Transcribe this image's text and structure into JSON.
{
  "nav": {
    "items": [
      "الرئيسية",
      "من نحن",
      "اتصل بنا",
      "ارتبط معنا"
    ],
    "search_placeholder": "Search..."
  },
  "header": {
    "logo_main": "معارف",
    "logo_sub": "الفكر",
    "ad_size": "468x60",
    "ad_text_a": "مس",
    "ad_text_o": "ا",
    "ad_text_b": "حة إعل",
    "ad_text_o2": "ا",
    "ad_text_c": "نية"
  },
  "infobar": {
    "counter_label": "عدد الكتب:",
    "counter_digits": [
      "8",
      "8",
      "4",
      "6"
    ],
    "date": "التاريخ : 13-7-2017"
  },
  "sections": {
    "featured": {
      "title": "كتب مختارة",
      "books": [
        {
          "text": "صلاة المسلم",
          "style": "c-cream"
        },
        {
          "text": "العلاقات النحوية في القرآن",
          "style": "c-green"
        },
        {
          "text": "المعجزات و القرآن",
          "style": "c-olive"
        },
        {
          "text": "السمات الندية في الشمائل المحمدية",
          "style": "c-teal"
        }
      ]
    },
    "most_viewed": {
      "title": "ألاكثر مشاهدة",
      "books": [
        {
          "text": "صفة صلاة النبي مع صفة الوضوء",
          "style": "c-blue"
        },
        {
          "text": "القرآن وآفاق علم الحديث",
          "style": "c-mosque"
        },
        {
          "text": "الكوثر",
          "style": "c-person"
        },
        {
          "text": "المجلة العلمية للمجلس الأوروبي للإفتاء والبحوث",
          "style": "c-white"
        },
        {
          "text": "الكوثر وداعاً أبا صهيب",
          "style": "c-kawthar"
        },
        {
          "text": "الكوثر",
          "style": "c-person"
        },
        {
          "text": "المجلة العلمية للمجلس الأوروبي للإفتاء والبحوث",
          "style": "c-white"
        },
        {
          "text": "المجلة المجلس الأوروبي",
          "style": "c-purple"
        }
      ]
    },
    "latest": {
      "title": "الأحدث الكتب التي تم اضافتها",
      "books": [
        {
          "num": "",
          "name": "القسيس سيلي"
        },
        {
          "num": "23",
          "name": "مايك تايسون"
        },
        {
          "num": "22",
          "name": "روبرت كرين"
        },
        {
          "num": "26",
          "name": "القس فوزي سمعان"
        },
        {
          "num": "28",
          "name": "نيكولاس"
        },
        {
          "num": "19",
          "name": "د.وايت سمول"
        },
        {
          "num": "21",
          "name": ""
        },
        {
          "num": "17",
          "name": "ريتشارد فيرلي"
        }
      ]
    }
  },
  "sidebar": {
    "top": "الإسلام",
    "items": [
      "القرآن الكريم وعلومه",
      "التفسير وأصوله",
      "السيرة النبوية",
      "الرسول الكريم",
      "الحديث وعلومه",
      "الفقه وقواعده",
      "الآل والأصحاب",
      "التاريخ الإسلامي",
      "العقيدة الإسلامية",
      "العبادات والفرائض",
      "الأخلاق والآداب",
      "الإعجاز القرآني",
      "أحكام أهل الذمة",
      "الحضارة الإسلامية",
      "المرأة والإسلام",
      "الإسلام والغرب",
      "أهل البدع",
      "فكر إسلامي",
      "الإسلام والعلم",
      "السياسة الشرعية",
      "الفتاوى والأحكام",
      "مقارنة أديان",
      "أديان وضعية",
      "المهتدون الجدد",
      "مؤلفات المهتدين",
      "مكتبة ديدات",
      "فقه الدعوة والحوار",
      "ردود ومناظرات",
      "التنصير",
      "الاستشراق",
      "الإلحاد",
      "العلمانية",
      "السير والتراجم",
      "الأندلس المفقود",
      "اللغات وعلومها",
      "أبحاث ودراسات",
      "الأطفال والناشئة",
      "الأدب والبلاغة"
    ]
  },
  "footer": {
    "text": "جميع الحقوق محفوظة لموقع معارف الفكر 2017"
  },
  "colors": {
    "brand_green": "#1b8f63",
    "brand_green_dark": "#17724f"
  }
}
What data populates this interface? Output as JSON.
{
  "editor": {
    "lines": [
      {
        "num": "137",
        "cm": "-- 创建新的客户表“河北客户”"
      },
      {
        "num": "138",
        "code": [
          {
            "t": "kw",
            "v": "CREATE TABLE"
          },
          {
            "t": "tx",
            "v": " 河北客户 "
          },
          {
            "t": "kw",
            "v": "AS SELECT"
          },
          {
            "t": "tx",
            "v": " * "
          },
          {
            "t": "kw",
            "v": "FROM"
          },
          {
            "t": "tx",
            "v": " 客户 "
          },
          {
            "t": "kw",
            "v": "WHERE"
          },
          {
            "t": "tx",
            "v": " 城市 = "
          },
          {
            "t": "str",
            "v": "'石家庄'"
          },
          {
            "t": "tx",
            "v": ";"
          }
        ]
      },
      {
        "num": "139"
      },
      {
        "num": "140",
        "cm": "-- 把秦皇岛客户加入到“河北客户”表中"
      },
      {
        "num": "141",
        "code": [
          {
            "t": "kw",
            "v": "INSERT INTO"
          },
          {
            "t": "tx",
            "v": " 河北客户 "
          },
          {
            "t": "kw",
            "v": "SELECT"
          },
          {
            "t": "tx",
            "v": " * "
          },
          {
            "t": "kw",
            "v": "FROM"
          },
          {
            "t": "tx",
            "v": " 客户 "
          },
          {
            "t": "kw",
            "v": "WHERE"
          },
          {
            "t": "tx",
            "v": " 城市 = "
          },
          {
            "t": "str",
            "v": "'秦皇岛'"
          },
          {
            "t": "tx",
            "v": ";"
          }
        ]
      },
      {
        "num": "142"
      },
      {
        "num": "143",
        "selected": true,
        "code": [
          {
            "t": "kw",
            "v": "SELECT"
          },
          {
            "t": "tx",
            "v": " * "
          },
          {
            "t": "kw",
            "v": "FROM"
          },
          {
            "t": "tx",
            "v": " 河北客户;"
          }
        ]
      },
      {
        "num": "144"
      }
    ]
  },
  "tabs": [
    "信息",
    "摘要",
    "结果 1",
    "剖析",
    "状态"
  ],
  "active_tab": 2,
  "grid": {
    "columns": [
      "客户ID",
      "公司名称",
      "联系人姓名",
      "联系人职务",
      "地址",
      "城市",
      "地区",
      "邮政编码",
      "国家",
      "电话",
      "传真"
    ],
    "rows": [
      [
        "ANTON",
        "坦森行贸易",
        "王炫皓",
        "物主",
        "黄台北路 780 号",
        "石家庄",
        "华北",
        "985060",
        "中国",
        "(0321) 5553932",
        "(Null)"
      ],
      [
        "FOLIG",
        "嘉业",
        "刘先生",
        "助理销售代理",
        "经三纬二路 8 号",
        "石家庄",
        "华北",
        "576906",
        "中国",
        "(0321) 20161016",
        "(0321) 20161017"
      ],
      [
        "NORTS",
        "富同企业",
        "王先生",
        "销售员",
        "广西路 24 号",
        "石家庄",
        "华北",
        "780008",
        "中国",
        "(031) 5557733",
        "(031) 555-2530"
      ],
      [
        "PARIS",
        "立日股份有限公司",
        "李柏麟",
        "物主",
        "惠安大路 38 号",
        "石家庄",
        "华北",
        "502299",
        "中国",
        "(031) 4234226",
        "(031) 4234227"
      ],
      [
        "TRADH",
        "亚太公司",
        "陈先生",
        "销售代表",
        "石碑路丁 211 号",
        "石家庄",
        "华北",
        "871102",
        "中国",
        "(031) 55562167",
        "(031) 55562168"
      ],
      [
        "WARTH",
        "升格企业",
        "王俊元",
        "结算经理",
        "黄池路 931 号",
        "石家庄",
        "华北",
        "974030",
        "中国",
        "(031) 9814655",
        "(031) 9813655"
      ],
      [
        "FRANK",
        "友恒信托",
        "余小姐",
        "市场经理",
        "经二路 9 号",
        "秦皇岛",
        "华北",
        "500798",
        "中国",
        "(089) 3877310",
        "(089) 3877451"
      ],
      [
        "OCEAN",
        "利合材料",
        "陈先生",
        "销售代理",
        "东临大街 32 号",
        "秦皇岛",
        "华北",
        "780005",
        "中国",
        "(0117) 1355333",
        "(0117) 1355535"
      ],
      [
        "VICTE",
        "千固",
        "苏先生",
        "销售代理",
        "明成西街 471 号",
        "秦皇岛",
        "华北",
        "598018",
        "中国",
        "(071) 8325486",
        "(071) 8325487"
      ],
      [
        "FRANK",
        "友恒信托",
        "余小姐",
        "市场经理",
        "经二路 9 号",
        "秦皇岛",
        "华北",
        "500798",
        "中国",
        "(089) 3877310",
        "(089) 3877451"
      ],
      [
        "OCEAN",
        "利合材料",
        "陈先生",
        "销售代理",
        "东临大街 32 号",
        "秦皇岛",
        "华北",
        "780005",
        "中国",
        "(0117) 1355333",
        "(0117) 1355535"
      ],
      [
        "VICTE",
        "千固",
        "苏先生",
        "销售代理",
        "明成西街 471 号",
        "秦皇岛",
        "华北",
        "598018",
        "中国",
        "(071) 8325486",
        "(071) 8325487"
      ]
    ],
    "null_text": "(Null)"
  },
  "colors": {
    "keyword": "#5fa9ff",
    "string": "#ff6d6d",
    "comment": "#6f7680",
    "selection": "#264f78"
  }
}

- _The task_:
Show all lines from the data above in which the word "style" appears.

- _Result below_:
          "style": "c-cream"
          "style": "c-green"
          "style": "c-olive"
          "style": "c-teal"
          "style": "c-blue"
          "style": "c-mosque"
          "style": "c-person"
          "style": "c-white"
          "style": "c-kawthar"
          "style": "c-person"
          "style": "c-white"
          "style": "c-purple"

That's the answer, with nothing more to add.